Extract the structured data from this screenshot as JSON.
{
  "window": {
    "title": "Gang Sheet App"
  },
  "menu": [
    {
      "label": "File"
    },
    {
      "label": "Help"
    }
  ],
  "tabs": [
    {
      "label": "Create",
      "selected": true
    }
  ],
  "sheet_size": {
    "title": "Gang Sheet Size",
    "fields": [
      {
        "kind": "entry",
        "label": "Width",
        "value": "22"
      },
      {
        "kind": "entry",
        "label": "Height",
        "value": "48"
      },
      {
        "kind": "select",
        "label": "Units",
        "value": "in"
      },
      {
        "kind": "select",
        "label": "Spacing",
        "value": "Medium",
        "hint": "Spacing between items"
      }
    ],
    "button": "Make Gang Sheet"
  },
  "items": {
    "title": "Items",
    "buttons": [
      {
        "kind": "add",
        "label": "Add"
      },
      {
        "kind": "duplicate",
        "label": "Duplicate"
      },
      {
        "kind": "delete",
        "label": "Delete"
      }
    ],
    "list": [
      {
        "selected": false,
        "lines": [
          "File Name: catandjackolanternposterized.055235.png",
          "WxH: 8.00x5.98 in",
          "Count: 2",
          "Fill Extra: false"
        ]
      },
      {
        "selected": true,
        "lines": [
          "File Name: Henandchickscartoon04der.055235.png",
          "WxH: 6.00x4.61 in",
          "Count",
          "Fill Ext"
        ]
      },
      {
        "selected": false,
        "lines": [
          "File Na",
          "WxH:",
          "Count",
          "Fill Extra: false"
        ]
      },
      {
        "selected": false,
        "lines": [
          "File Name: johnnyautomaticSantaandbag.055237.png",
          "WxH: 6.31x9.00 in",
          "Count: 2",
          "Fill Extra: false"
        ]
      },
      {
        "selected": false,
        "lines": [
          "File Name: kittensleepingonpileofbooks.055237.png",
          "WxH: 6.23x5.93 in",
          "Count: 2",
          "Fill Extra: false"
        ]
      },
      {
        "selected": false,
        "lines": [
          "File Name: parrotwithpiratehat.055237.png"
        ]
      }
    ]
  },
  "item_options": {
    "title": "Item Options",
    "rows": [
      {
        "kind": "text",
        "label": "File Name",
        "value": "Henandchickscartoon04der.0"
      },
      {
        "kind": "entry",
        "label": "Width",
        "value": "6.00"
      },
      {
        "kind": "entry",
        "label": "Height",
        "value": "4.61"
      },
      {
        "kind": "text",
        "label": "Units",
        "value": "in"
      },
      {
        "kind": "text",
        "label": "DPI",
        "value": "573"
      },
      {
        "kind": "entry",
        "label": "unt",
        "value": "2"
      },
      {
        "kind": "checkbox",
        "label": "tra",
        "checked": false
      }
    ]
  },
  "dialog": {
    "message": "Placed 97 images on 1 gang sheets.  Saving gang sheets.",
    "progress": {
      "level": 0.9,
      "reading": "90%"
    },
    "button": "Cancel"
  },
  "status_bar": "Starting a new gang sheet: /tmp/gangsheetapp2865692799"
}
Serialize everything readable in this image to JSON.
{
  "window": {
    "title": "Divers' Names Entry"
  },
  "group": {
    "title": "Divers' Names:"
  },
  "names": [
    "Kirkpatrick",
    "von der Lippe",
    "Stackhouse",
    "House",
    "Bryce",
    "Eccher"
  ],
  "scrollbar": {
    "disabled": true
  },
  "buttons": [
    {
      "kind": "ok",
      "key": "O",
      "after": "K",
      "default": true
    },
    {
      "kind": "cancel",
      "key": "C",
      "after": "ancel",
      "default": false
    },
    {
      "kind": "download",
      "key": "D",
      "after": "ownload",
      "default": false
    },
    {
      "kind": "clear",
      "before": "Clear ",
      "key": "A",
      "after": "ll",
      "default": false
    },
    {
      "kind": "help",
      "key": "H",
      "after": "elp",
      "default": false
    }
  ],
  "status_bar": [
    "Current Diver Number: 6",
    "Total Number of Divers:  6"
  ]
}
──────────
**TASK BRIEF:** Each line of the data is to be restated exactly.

**YOUR RESPONSE:**
Extract the structured data from this screenshot as JSON.
{
  "window": {
    "title": "Gang Sheet App"
  },
  "menu": [
    {
      "label": "File"
    },
    {
      "label": "Help"
    }
  ],
  "tabs": [
    {
      "label": "Create",
      "selected": true
    }
  ],
  "sheet_size": {
    "title": "Gang Sheet Size",
    "fields": [
      {
        "kind": "entry",
        "label": "Width",
        "value": "22"
      },
      {
        "kind": "entry",
        "label": "Height",
        "value": "48"
      },
      {
        "kind": "select",
        "label": "Units",
        "value": "in"
      },
      {
        "kind": "select",
        "label": "Spacing",
        "value": "Medium",
        "hint": "Spacing between items"
      }
    ],
    "button": "Make Gang Sheet"
  },
  "items": {
    "title": "Items",
    "buttons": [
      {
        "kind": "add",
        "label": "Add"
      },
      {
        "kind": "duplicate",
        "label": "Duplicate"
      },
      {
        "kind": "delete",
        "label": "Delete"
      }
    ],
    "list": [
      {
        "selected": false,
        "lines": [
          "File Name: catandjackolanternposterized.055235.png",
          "WxH: 8.00x5.98 in",
          "Count: 2",
          "Fill Extra: false"
        ]
      },
      {
        "selected": true,
        "lines": [
          "File Name: Henandchickscartoon04der.055235.png",
          "WxH: 6.00x4.61 in",
          "Count",
          "Fill Ext"
        ]
      },
      {
        "selected": false,
        "lines": [
          "File Na",
          "WxH:",
          "Count",
          "Fill Extra: false"
        ]
      },
      {
        "selected": false,
        "lines": [
          "File Name: johnnyautomaticSantaandbag.055237.png",
          "WxH: 6.31x9.00 in",
          "Count: 2",
          "Fill Extra: false"
        ]
      },
      {
        "selected": false,
        "lines": [
          "File Name: kittensleepingonpileofbooks.055237.png",
          "WxH: 6.23x5.93 in",
          "Count: 2",
          "Fill Extra: false"
        ]
      },
      {
        "selected": false,
        "lines": [
          "File Name: parrotwithpiratehat.055237.png"
        ]
      }
    ]
  },
  "item_options": {
    "title": "Item Options",
    "rows": [
      {
        "kind": "text",
        "label": "File Name",
        "value": "Henandchickscartoon04der.0"
      },
      {
        "kind": "entry",
        "label": "Width",
        "value": "6.00"
      },
      {
        "kind": "entry",
        "label": "Height",
        "value": "4.61"
      },
      {
        "kind": "text",
        "label": "Units",
        "value": "in"
      },
      {
        "kind": "text",
        "label": "DPI",
        "value": "573"
      },
      {
        "kind": "entry",
        "label": "unt",
        "value": "2"
      },
      {
        "kind": "checkbox",
        "label": "tra",
        "checked": false
      }
    ]
  },
  "dialog": {
    "message": "Placed 97 images on 1 gang sheets.  Saving gang sheets.",
    "progress": {
      "level": 0.9,
      "reading": "90%"
    },
    "button": "Cancel"
  },
  "status_bar": "Starting a new gang sheet: /tmp/gangsheetapp2865692799"
}
Serialize everything readable in this image to JSON.
{
  "window": {
    "title": "Divers' Names Entry"
  },
  "group": {
    "title": "Divers' Names:"
  },
  "names": [
    "Kirkpatrick",
    "von der Lippe",
    "Stackhouse",
    "House",
    "Bryce",
    "Eccher"
  ],
  "scrollbar": {
    "disabled": true
  },
  "buttons": [
    {
      "kind": "ok",
      "key": "O",
      "after": "K",
      "default": true
    },
    {
      "kind": "cancel",
      "key": "C",
      "after": "ancel",
      "default": false
    },
    {
      "kind": "download",
      "key": "D",
      "after": "ownload",
      "default": false
    },
    {
      "kind": "clear",
      "before": "Clear ",
      "key": "A",
      "after": "ll",
      "default": false
    },
    {
      "kind": "help",
      "key": "H",
      "after": "elp",
      "default": false
    }
  ],
  "status_bar": [
    "Current Diver Number: 6",
    "Total Number of Divers:  6"
  ]
}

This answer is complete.